If the SC felt strongly that the study's conclusions were in error, it could have commissioned a replication study to compare the results. It may be cautioned, however, that replication studies will not produce identical results because of sampling and non-sampling errors that tend to creep in. But the confidence intervals can provide reasonable insights into the accuracy of the findings.
The SC's actions and conclusions could, thus, be quite disconcerting and raise a number of questions:
1) If the judiciary had been shown in a cleaner image (not leading), would the SC have displayed such a response?
2) If a replication study is conducted, the judiciary's ranking could fall from first place to second, third, or even fourth. Should that allay citizens' concerns about perceived corruption in the judiciary?
3) TIB reports have been called into question in the past too; but, was its credibility ever really destroyed? As part of an international effort to promote transparency, it seems to use credible methodologies;
4) Does the SC feel that surveys are inherently flawed and ought not to be used to assess public services?
5) Might the judiciary have strengthened the hands of the corrupt within its system? Will these elements now feel much safer to harass the citizenry, and in greater measure?
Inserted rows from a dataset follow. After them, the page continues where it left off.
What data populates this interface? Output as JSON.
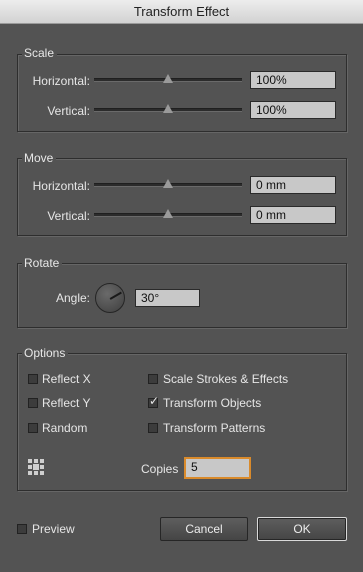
{
  "window": {
    "title": "Transform Effect"
  },
  "scale": {
    "legend": "Scale",
    "horizontal": {
      "label": "Horizontal:",
      "value": "100%",
      "slider_fraction": 0.5
    },
    "vertical": {
      "label": "Vertical:",
      "value": "100%",
      "slider_fraction": 0.5
    }
  },
  "move": {
    "legend": "Move",
    "horizontal": {
      "label": "Horizontal:",
      "value": "0 mm",
      "slider_fraction": 0.5
    },
    "vertical": {
      "label": "Vertical:",
      "value": "0 mm",
      "slider_fraction": 0.5
    }
  },
  "rotate": {
    "legend": "Rotate",
    "angle_label": "Angle:",
    "angle_value": "30°"
  },
  "options": {
    "legend": "Options",
    "reflect_x": {
      "label": "Reflect X",
      "checked": false
    },
    "reflect_y": {
      "label": "Reflect Y",
      "checked": false
    },
    "random": {
      "label": "Random",
      "checked": false
    },
    "scale_strokes": {
      "label": "Scale Strokes & Effects",
      "checked": false
    },
    "transform_objects": {
      "label": "Transform Objects",
      "checked": true
    },
    "transform_patterns": {
      "label": "Transform Patterns",
      "checked": false
    },
    "copies_label": "Copies",
    "copies_value": "5"
  },
  "footer": {
    "preview": {
      "label": "Preview",
      "checked": false
    },
    "cancel_label": "Cancel",
    "ok_label": "OK"
  },
  "colors": {
    "background": "#535353",
    "focus_ring": "#d98a2b"
  }
}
Transparency, today, is a crying need in the country. True development and alleviation of poverty can come about when the inner workings of the nation's core institutions are opened to the public for assessment. In this, TIB has played a vital role by seeking opinions of the key constituency: the beneficiaries of public services. A concern now is whether TIB is unlikely to conduct similar studies in the future for fear of being twice-burnt.
Instead of the angry reaction, the SC could have displayed a wiser and nobler stance by thanking TIB for helping unearth what goes on inside the judiciary's arcane world and its current state and health. This would reinforce the judiciary's clear intent to establish and deliver justice in greater measure, signaling hope for those who struggle with injustice almost daily.
A positive institutional attitude is what is needed today across various public sector services to better serve the nation in its quest for emancipation. In such an attitude lies the real possibility that appropriate measures will be taken by the higher ups to ultimately rid the people, whom they are duty-bound to serve, of their miseries. The present attitude comes across as ominous -- one that maintains the status quo, projects bureaucratic hegemony, and detracts from a people-centric ethos.